Point is, you’ve got nothing. I’ve got nothing. Nobody’s got anything – every thought has been thought before. The good news is, it doesn’t matter. Smashing old ideas together is a valid way to become Elon Musk/Cardi B/any other entrepreneur you can think of.

How is it done though?

Years ago, this dude J.W.Young wrote a thing about how to come up with fresh stuff. He was in advertising, so we can assume he had to produce every day. He didn’t believe in ‘new’ either.

Here’s his method:

  1. Collect ‘materials’. Both general materials and those specific to what you’re making.
  2. Digest the stuff. Here we have to be like a ‘curious octopus.’ Pick each thing up, feel it all over like a randy, sorry, curious octopus. Feel for the meaning of it. Bring two things together, see how they fit. You’re looking for relationships and ‘synergies’.
  3. This is my favourite part. ‘Make absolutely no effort of a direct nature.’ I read this as: take the afternoon off and go to the pub.
  4. The ‘A-ha’ moment. Yes! This is what we’ve been waiting for. The ‘new’ idea hits us as we soak in a tub full of bath milk. There’s nowhere to write it down so we squirt it as best we can on the wall in Original Source Shower Gel.
  5. Idea meets reality. “The cold, grey dawn of the morning after.” We’ve all been there. See if the thing has legs. Tell people whose thoughts you value for feedback.

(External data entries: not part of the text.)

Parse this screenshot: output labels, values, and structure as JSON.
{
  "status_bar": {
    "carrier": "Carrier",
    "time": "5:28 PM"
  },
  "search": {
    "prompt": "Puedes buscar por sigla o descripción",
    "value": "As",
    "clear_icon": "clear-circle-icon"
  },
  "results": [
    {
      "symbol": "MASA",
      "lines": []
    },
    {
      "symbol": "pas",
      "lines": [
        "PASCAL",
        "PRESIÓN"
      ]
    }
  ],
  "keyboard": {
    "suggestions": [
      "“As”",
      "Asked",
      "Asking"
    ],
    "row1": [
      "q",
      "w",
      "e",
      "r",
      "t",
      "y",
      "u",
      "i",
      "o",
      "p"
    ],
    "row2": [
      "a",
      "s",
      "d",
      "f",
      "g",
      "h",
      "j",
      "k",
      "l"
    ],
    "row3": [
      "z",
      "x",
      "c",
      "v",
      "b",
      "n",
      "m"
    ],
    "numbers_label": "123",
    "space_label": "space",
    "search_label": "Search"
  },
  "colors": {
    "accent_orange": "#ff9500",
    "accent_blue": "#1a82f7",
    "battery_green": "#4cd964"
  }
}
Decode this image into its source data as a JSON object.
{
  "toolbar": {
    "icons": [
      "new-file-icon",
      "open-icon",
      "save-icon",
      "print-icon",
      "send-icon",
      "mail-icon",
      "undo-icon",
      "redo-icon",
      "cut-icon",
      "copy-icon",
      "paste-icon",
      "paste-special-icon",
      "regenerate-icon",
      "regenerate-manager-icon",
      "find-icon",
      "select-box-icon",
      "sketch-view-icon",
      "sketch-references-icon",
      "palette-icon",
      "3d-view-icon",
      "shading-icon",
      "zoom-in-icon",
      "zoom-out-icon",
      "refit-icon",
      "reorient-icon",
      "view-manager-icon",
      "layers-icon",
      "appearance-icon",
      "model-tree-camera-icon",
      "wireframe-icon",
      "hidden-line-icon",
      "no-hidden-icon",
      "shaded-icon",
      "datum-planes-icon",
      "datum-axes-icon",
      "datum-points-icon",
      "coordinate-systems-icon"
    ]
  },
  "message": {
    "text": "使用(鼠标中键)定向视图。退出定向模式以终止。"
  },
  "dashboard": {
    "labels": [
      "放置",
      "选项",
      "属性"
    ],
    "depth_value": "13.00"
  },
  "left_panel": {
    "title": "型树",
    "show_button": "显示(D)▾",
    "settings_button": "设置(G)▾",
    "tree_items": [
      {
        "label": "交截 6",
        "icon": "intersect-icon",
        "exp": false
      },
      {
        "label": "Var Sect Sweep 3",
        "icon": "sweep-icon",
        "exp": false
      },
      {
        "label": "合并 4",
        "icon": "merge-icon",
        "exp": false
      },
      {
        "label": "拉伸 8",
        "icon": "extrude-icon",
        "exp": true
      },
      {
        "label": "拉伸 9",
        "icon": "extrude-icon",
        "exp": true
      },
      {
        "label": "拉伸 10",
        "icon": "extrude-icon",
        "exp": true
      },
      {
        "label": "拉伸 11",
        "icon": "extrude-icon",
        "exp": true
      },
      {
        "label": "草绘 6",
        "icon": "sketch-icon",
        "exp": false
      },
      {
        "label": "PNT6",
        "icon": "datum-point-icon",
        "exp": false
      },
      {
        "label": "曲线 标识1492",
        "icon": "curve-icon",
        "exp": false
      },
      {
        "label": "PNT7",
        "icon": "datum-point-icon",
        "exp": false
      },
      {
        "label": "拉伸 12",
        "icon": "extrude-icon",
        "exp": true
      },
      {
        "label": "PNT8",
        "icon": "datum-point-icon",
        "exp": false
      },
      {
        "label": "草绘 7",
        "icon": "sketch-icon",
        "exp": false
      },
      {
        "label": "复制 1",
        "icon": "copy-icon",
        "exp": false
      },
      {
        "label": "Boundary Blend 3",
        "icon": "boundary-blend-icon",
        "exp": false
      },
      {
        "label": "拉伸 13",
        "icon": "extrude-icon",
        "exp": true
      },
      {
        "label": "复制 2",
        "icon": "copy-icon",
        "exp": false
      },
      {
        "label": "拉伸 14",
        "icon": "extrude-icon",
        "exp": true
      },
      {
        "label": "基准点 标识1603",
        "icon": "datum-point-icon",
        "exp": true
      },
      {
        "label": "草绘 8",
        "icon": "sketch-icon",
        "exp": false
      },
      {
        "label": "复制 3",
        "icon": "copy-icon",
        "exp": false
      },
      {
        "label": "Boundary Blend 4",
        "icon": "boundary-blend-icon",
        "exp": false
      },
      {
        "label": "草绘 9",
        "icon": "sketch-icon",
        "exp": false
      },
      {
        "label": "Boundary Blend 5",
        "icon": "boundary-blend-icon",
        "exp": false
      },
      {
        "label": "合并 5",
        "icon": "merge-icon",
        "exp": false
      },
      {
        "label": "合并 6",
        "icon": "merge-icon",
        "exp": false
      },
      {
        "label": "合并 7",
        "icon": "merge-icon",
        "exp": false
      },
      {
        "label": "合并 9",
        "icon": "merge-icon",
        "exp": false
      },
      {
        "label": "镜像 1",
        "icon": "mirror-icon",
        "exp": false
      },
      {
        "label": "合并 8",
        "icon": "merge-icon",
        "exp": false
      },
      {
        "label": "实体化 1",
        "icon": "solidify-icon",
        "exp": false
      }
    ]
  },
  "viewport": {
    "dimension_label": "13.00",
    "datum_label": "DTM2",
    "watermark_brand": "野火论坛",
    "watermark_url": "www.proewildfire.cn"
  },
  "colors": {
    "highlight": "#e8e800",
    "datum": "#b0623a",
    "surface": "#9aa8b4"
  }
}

The good idea, according to Young, has ‘self-expanding qualities.’ If a friend thinks of things to add, you may be onto something. If they say nothing but nod politely as their eyes glaze gently over, you might want to drop it.

Coming back to his method years later, Young added that pursuing ‘general materials’ for the idea producer’s reservoir is best done as an end in itself, rather than whilst boning up for something.

With thanks to Maria Popova at Brain Pickings for an article about Young and a bunch of other stuff on creativity, productivity and how to be a human in the world.

The Unfortunate Bisexual at Edinburgh Fringe Festival

poster

The Unfortunate Bisexual is now at the Edinburgh Festival Fringe! Cerys Bradley and I are flyering our little socks off all around Edinburgh, and performing every night (unless it’s a Monday) in the basement of The Street on Picardy Place.

We’ve seen some incredible shows, and are thoroughly enjoying the experience. If you’re going to be in Edinburgh over the next few weeks, do come and check out the show!

Photo credit: Steve Cross

Poster design: Hannah Cameron

The Unfortunate Bisexual is going to the Edinburgh Festival Fringe!

TheUnfortunateBisexual

The Unfortunate Bisexual show, which I have been building all year with Cerys Bradley, is going to the Edinburgh Festival Fringe!

Edinburgh Festival is the world’s biggest arts festival, and we’re absolutely delighted to be taking our show up there.

If you’re in Edinburgh during the month of August do come along and see it! We will be at The Street, 2b Picardy Place from 9pm until 10pm from the 4th to the 24th (not Mondays or the 17th.)

See you there!

https://tickets.edfringe.com/whats-on/cerys-bradley-and-rachel-wheeley-the-unfortunate-bisexual